Well Brandon I hadn’t a clue actually when you asked this question so I did some reading….and apparently its a controversial question!
It seems a British nobleman, Sir John Harrington was the first person to create a flushing device to remove waste from houses. Following on from this, the hilariously named Thomas Crapper (!) was a plumber who had many patents surrounding similar ideas to the flushing toilet. Alexander Cummings was another key player, who designed the S-block part of the toilet, which prevented sewer gases from travelling back up from the toilet!
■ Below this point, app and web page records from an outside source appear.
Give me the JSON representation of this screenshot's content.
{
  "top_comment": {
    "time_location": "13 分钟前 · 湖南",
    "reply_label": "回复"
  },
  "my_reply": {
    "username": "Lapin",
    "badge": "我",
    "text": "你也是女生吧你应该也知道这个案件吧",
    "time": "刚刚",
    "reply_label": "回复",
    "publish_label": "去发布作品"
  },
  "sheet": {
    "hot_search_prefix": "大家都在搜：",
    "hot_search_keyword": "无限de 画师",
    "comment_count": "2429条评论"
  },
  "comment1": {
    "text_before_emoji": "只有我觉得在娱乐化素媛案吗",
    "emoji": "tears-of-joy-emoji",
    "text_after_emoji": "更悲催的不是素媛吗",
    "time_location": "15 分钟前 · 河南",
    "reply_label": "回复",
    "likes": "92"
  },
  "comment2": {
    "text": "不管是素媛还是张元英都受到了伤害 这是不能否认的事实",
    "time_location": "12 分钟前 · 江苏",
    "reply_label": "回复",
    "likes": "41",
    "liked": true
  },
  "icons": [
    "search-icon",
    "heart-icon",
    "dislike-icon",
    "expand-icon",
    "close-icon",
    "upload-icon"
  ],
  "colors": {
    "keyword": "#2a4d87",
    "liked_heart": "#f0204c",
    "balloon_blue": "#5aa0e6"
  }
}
Great question Brandon! The flush toilet was perhaps one of the best inventions of our time – without toilets in our homes to dispose of human waste, we would still be living in a brutal age of cholera, dysentery, typhus and typhoid fever (all very nasty illnesses that brutally killed many people each year). As mentioned by Karen, the flush toilet was invented, and re-invented, many times. They actually first appeared indoors over 4,000 years ago. The Romans built their ‘toilets’ over drains carrying running water that discharged into a fetid Tiber. Also, rumor has it that Queen Elizabeth I’s godson (Sir John Harrington) had built her a a flush toilet, but she was apparently too embarrassed to use it for fear that the roar of the rushing water would inform the palace of the royal bowels being evacuated! The father of the modern toilet was not, as myth would have it, Thomas Crapper. It is Alexander Cummings, a watchmaker, who was granted the first patent for a flush toilet in 1775. Not everyone today has a flush toilet, but it has done billions a great service 🙂 Hope that helps!
What a great invention it was too! Unfortunately, as Angela says, we are very lucky in Ireland and other wealthy places to have these inventions or enough water to use them! There are a lot of people who just use a “long-drop” toilet, which is a hole in the ground with a wooden plank which you stand on…. And it can pretty slippy in my experience!